"They cannot understand why Egypt has no leadership in the region and is choosing to go against the wave," says Tarek, an Egyptian working in Damascus.

He says he tries not to give away his accent to avoid discussions about Egypt's perceived betrayal.

The political elite is in tune with the street.

Samir al-Taqi, director of Orient Centre for International Studies, a think tank close to the Syrian government, says Egypt, Saudi Arabia and other countries who put their faith in the good intentions of Israel and the US have been proven wrong.

He believes Syria's role in the region has been strengthened.

"The Israelis and the Americans have weakened the arguments of their allies and empowered those of their enemies.

"There is disappointment from those regimes who had followed them and there's a certain hope about the resistance."

Whipped up

But others say it is too early to say who has won what has been described as an Arab Cold War.

"This struggle is far from over.
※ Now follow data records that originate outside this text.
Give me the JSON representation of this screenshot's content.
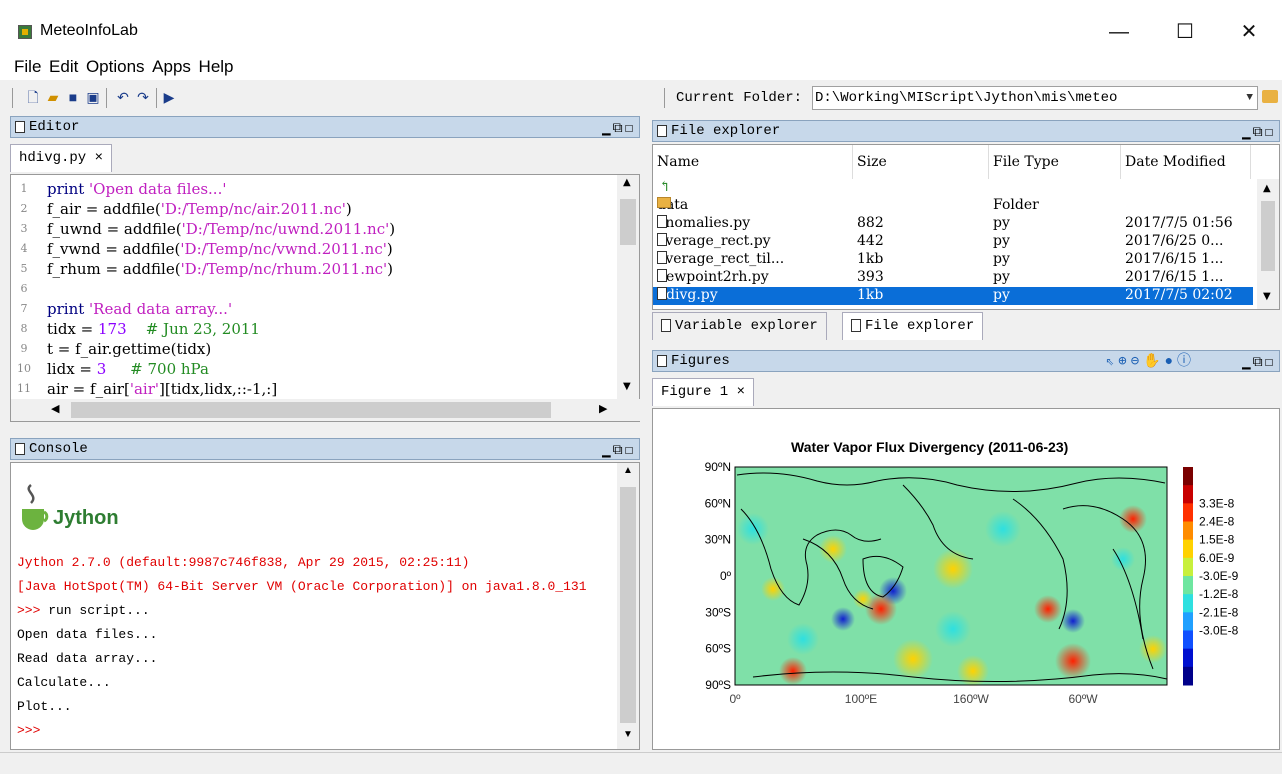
{
  "window": {
    "title": "MeteoInfoLab",
    "minimize": "—",
    "maximize": "☐",
    "close": "✕"
  },
  "menu": [
    "File",
    "Edit",
    "Options",
    "Apps",
    "Help"
  ],
  "folder": {
    "label": "Current Folder:",
    "path": "D:\\Working\\MIScript\\Jython\\mis\\meteo"
  },
  "editor": {
    "title": "Editor",
    "tab": "hdivg.py ×",
    "lines": [
      {
        "n": "1",
        "html": "<span class='k'>print</span> <span class='s'>'Open data files...'</span>"
      },
      {
        "n": "2",
        "html": "f_air = addfile(<span class='s'>'D:/Temp/nc/air.2011.nc'</span>)"
      },
      {
        "n": "3",
        "html": "f_uwnd = addfile(<span class='s'>'D:/Temp/nc/uwnd.2011.nc'</span>)"
      },
      {
        "n": "4",
        "html": "f_vwnd = addfile(<span class='s'>'D:/Temp/nc/vwnd.2011.nc'</span>)"
      },
      {
        "n": "5",
        "html": "f_rhum = addfile(<span class='s'>'D:/Temp/nc/rhum.2011.nc'</span>)"
      },
      {
        "n": "6",
        "html": ""
      },
      {
        "n": "7",
        "html": "<span class='k'>print</span> <span class='s'>'Read data array...'</span>"
      },
      {
        "n": "8",
        "html": "tidx = <span class='n'>173</span>    <span class='c'># Jun 23, 2011</span>"
      },
      {
        "n": "9",
        "html": "t = f_air.gettime(tidx)"
      },
      {
        "n": "10",
        "html": "lidx = <span class='n'>3</span>     <span class='c'># 700 hPa</span>"
      },
      {
        "n": "11",
        "html": "air = f_air[<span class='s'>'air'</span>][tidx,lidx,::-1,:]"
      }
    ]
  },
  "console": {
    "title": "Console",
    "logo": "Jython",
    "lines": [
      {
        "text": "Jython 2.7.0 (default:9987c746f838, Apr 29 2015, 02:25:11)",
        "red": true
      },
      {
        "text": "[Java HotSpot(TM) 64-Bit Server VM (Oracle Corporation)] on java1.8.0_131",
        "red": true
      },
      {
        "text": ">>> run script...",
        "red": false,
        "prompt": ">>>"
      },
      {
        "text": "Open data files...",
        "red": false
      },
      {
        "text": "Read data array...",
        "red": false
      },
      {
        "text": "Calculate...",
        "red": false
      },
      {
        "text": "Plot...",
        "red": false
      },
      {
        "text": ">>>",
        "red": true
      }
    ]
  },
  "file_explorer": {
    "title": "File explorer",
    "columns": [
      "Name",
      "Size",
      "File Type",
      "Date Modified"
    ],
    "rows": [
      {
        "name": "data",
        "size": "",
        "type": "Folder",
        "date": "",
        "folder": true
      },
      {
        "name": "anomalies.py",
        "size": "882",
        "type": "py",
        "date": "2017/7/5 01:56"
      },
      {
        "name": "average_rect.py",
        "size": "442",
        "type": "py",
        "date": "2017/6/25 0..."
      },
      {
        "name": "average_rect_til...",
        "size": "1kb",
        "type": "py",
        "date": "2017/6/15 1..."
      },
      {
        "name": "dewpoint2rh.py",
        "size": "393",
        "type": "py",
        "date": "2017/6/15 1..."
      },
      {
        "name": "hdivg.py",
        "size": "1kb",
        "type": "py",
        "date": "2017/7/5 02:02",
        "selected": true
      }
    ],
    "tabs": [
      "Variable explorer",
      "File explorer"
    ]
  },
  "figures": {
    "title": "Figures",
    "tab": "Figure 1 ×",
    "plot_title": "Water Vapor Flux Divergency (2011-06-23)",
    "y_ticks": [
      "90ºN",
      "60ºN",
      "30ºN",
      "0º",
      "30ºS",
      "60ºS",
      "90ºS"
    ],
    "x_ticks": [
      "0º",
      "100ºE",
      "160ºW",
      "60ºW"
    ],
    "legend": [
      "3.3E-8",
      "2.4E-8",
      "1.5E-8",
      "6.0E-9",
      "-3.0E-9",
      "-1.2E-8",
      "-2.1E-8",
      "-3.0E-8"
    ],
    "legend_colors": [
      "#7a0000",
      "#c80000",
      "#ff3000",
      "#ff8c00",
      "#ffd200",
      "#c8f03c",
      "#6ee6a0",
      "#2ee0e0",
      "#20a0ff",
      "#1050ff",
      "#0010d0",
      "#00008a"
    ]
  }
}
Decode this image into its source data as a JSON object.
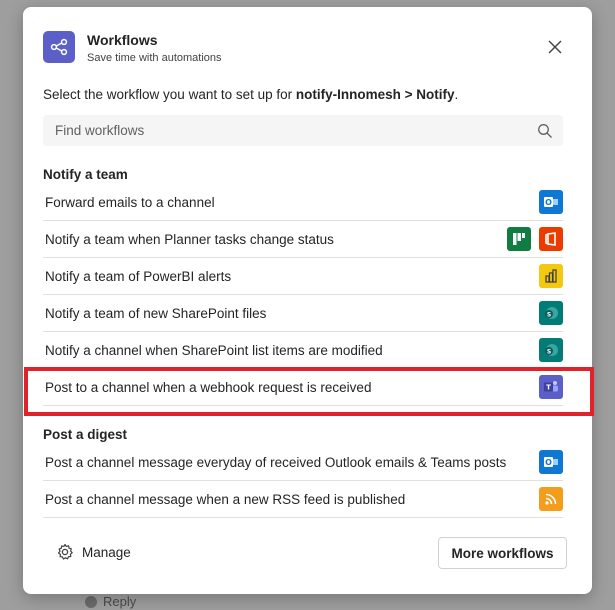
{
  "dialog": {
    "title": "Workflows",
    "subtitle": "Save time with automations",
    "instructions_prefix": "Select the workflow you want to set up for ",
    "instructions_target": "notify-Innomesh > Notify",
    "instructions_suffix": "."
  },
  "search": {
    "placeholder": "Find workflows",
    "value": ""
  },
  "sections": [
    {
      "heading": "Notify a team",
      "items": [
        {
          "label": "Forward emails to a channel",
          "icons": [
            "outlook-icon"
          ]
        },
        {
          "label": "Notify a team when Planner tasks change status",
          "icons": [
            "planner-icon",
            "office-icon"
          ]
        },
        {
          "label": "Notify a team of PowerBI alerts",
          "icons": [
            "powerbi-icon"
          ]
        },
        {
          "label": "Notify a team of new SharePoint files",
          "icons": [
            "sharepoint-icon"
          ]
        },
        {
          "label": "Notify a channel when SharePoint list items are modified",
          "icons": [
            "sharepoint-icon"
          ]
        },
        {
          "label": "Post to a channel when a webhook request is received",
          "icons": [
            "teams-icon"
          ]
        }
      ]
    },
    {
      "heading": "Post a digest",
      "items": [
        {
          "label": "Post a channel message everyday of received Outlook emails & Teams posts",
          "icons": [
            "outlook-icon"
          ]
        },
        {
          "label": "Post a channel message when a new RSS feed is published",
          "icons": [
            "rss-icon"
          ]
        }
      ]
    }
  ],
  "footer": {
    "manage_label": "Manage",
    "more_label": "More workflows"
  },
  "backdrop": {
    "peek_text": "Reply"
  },
  "colors": {
    "accent": "#5b5fc7",
    "outlook": "#0f78d4",
    "planner": "#107c41",
    "office": "#eb3c00",
    "powerbi": "#f2c811",
    "sharepoint": "#037c78",
    "teams": "#5b5fc7",
    "rss": "#f49c1b",
    "highlight": "#e0222b"
  }
}
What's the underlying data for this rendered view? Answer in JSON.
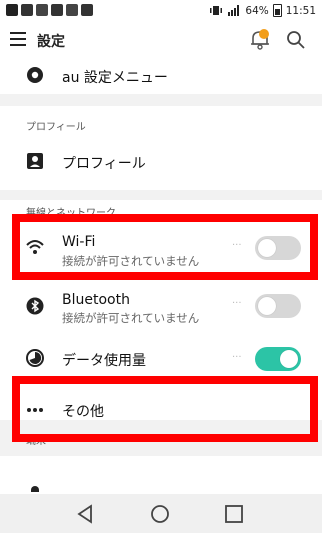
{
  "status_bar": {
    "battery": "64%",
    "time": "11:51",
    "left_icons": [
      "notification-icon",
      "gallery-icon",
      "tools-icon",
      "vpn-icon",
      "calendar-icon",
      "message-icon"
    ]
  },
  "app_bar": {
    "title": "設定",
    "menu_icon": "hamburger-icon",
    "notification_badge_color": "#f29e1b",
    "search_icon": "search-icon"
  },
  "settings": {
    "au_item_label": "au 設定メニュー",
    "profile_section": "プロフィール",
    "profile_item_label": "プロフィール",
    "network_section": "無線とネットワーク",
    "wifi": {
      "label": "Wi‑Fi",
      "sub": "接続が許可されていません",
      "enabled": false
    },
    "bluetooth": {
      "label": "Bluetooth",
      "sub": "接続が許可されていません",
      "enabled": false
    },
    "data_usage": {
      "label": "データ使用量",
      "enabled": true
    },
    "other": {
      "label": "その他"
    },
    "terminal_section": "端末"
  },
  "colors": {
    "highlight": "#ff0000",
    "toggle_on": "#2cc4a6",
    "toggle_off": "#d7d7d7"
  }
}
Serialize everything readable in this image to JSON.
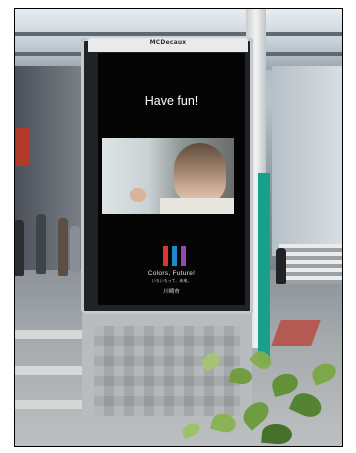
{
  "kiosk": {
    "brand": "MCDecaux",
    "headline": "Have fun!",
    "logo_title": "Colors, Future!",
    "logo_subtitle": "いろいろって、未来。",
    "city": "川崎市",
    "logo_colors": [
      "#e0342f",
      "#1e88c8",
      "#8b4fa8"
    ]
  }
}
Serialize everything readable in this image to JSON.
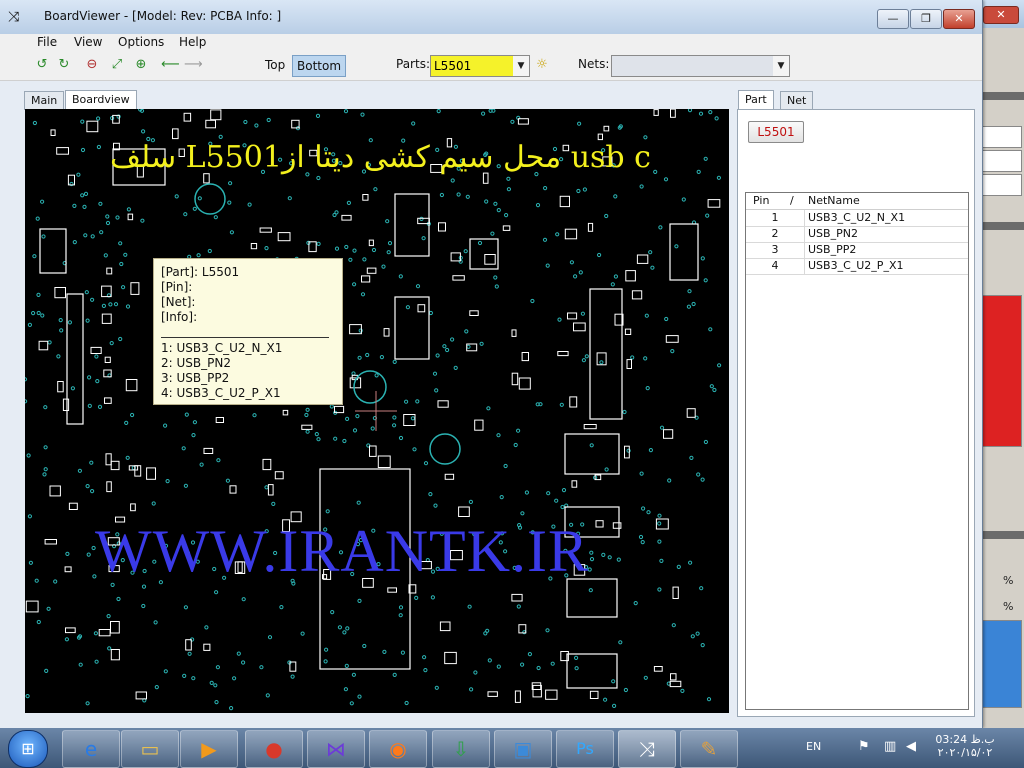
{
  "window": {
    "title": "BoardViewer  -  [Model: Rev:  PCBA Info: ]",
    "minimize": "—",
    "maximize": "❐",
    "close": "✕"
  },
  "menu": [
    "File",
    "View",
    "Options",
    "Help"
  ],
  "toolbar": {
    "top_label": "Top",
    "bottom_label": "Bottom",
    "parts_label": "Parts:",
    "parts_value": "L5501",
    "nets_label": "Nets:",
    "nets_value": ""
  },
  "tabs": {
    "left": [
      "Main",
      "Boardview"
    ],
    "right": [
      "Part",
      "Net"
    ]
  },
  "part_button": "L5501",
  "pin_table": {
    "headers": [
      "Pin",
      "/",
      "NetName"
    ],
    "rows": [
      {
        "pin": "1",
        "net": "USB3_C_U2_N_X1"
      },
      {
        "pin": "2",
        "net": "USB_PN2"
      },
      {
        "pin": "3",
        "net": "USB_PP2"
      },
      {
        "pin": "4",
        "net": "USB3_C_U2_P_X1"
      }
    ]
  },
  "tooltip": {
    "part": "[Part]: L5501",
    "pin": "[Pin]:",
    "net": "[Net]:",
    "info": "[Info]:",
    "lines": [
      "1: USB3_C_U2_N_X1",
      "2: USB_PN2",
      "3: USB_PP2",
      "4: USB3_C_U2_P_X1"
    ]
  },
  "overlay_text": "سلف L5501محل سیم کشی دیتا از usb c",
  "watermark": "WWW.IRANTK.IR",
  "background_window": {
    "zoom_1": "%",
    "zoom_2": "%"
  },
  "taskbar": {
    "language": "EN",
    "time": "03:24 ب.ظ",
    "date": "۲۰۲۰/۱۵/۰۲"
  },
  "colors": {
    "parts_highlight": "#f5f22a",
    "board_bg": "#000000",
    "component_outline": "#ffffff",
    "via": "#2bb3b3",
    "overlay_text": "#f3f01d",
    "watermark": "#3a3ae8"
  }
}
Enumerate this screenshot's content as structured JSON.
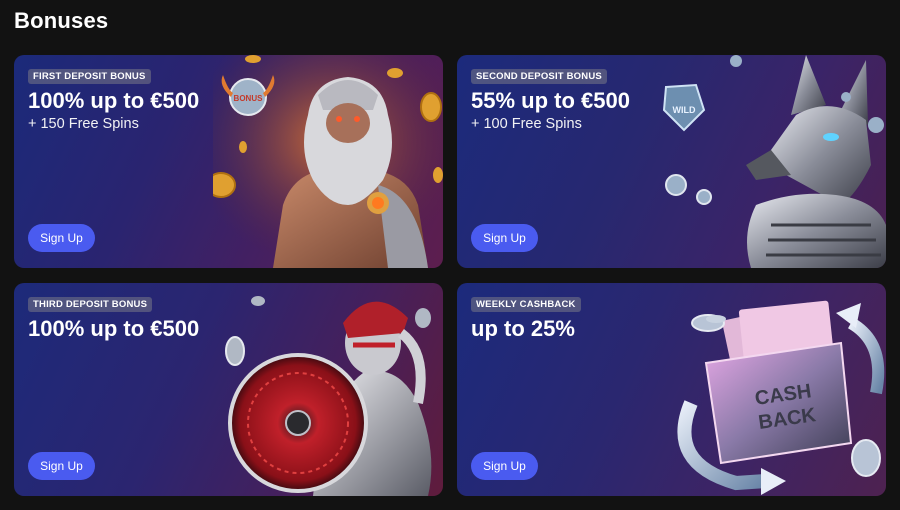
{
  "page": {
    "title": "Bonuses"
  },
  "cards": [
    {
      "badge": "FIRST DEPOSIT BONUS",
      "headline": "100% up to €500",
      "subline": "+ 150 Free Spins",
      "button": "Sign Up",
      "art": "zeus-illustration"
    },
    {
      "badge": "SECOND DEPOSIT BONUS",
      "headline": "55% up to €500",
      "subline": "+ 100 Free Spins",
      "button": "Sign Up",
      "art": "anubis-illustration"
    },
    {
      "badge": "THIRD DEPOSIT BONUS",
      "headline": "100% up to €500",
      "button": "Sign Up",
      "art": "athena-illustration"
    },
    {
      "badge": "WEEKLY CASHBACK",
      "headline": "up to 25%",
      "button": "Sign Up",
      "art": "cashback-wallet-illustration"
    }
  ],
  "art_text": {
    "zeus_coin": "BONUS",
    "anubis_gem": "WILD",
    "wallet_line1": "CASH",
    "wallet_line2": "BACK"
  },
  "colors": {
    "accent": "#4a5bf0",
    "background": "#121212"
  }
}
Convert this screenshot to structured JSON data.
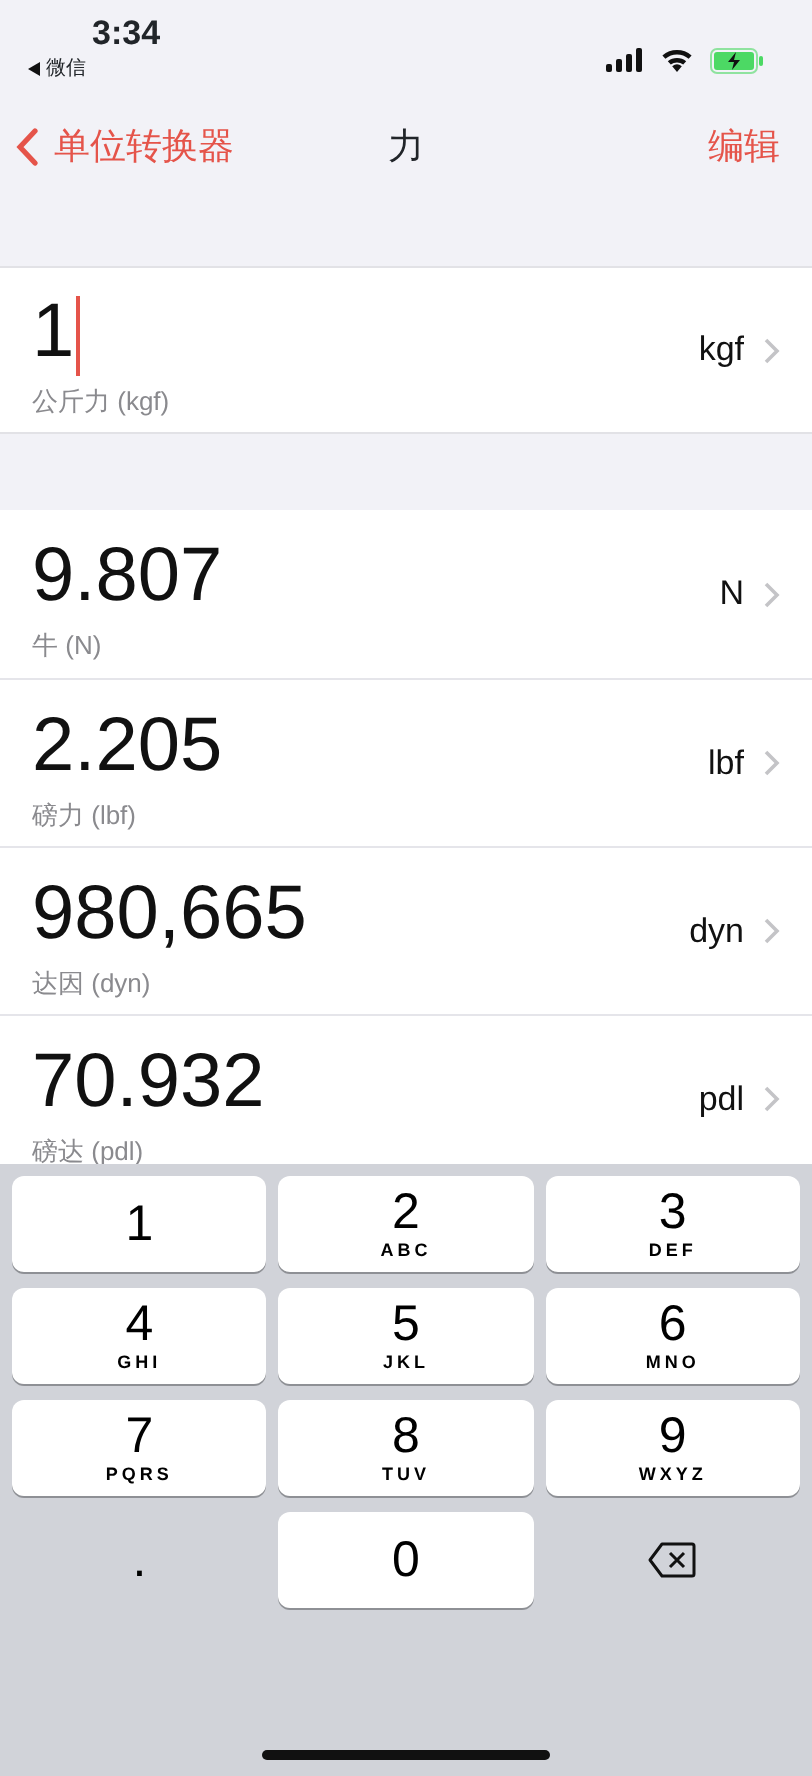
{
  "status_bar": {
    "time": "3:34",
    "back_app": "微信",
    "battery_charging": true
  },
  "nav": {
    "back_label": "单位转换器",
    "title": "力",
    "action": "编辑"
  },
  "input": {
    "value": "1",
    "focused": true,
    "unit": "kgf",
    "label": "公斤力 (kgf)"
  },
  "results": [
    {
      "value": "9.807",
      "unit": "N",
      "label": "牛 (N)"
    },
    {
      "value": "2.205",
      "unit": "lbf",
      "label": "磅力 (lbf)"
    },
    {
      "value": "980,665",
      "unit": "dyn",
      "label": "达因 (dyn)"
    },
    {
      "value": "70.932",
      "unit": "pdl",
      "label": "磅达 (pdl)"
    }
  ],
  "keypad": [
    {
      "kind": "digit",
      "digit": "1"
    },
    {
      "kind": "digit",
      "digit": "2",
      "letters": "ABC"
    },
    {
      "kind": "digit",
      "digit": "3",
      "letters": "DEF"
    },
    {
      "kind": "digit",
      "digit": "4",
      "letters": "GHI"
    },
    {
      "kind": "digit",
      "digit": "5",
      "letters": "JKL"
    },
    {
      "kind": "digit",
      "digit": "6",
      "letters": "MNO"
    },
    {
      "kind": "digit",
      "digit": "7",
      "letters": "PQRS"
    },
    {
      "kind": "digit",
      "digit": "8",
      "letters": "TUV"
    },
    {
      "kind": "digit",
      "digit": "9",
      "letters": "WXYZ"
    },
    {
      "kind": "dot",
      "digit": "."
    },
    {
      "kind": "digit",
      "digit": "0"
    },
    {
      "kind": "delete"
    }
  ]
}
It's a vicious and bitter struggle being played out," says Peter Harling, an analyst in Damascus for the International Crisis Group.

In recent months, Syria has been working hard to come in from the diplomatic cold and had opened indirect negotiations with Israel. After the war in Gaza, it suspended those talks.

"It's very difficult having whipped up the Arab street and Syria's population in particular to move back towards any kind of dialogue with Israel."

Arab governments have now made some attempts to patch up their relationships. But the mood in Damascus is uncompromising.

For people here, the ruins of Gaza are proof that the Syrians and their militant allies who kept their weapons and their distrust of Israel were right.

Sooner or later, they feel, the rest of the Arab world will have have to join them.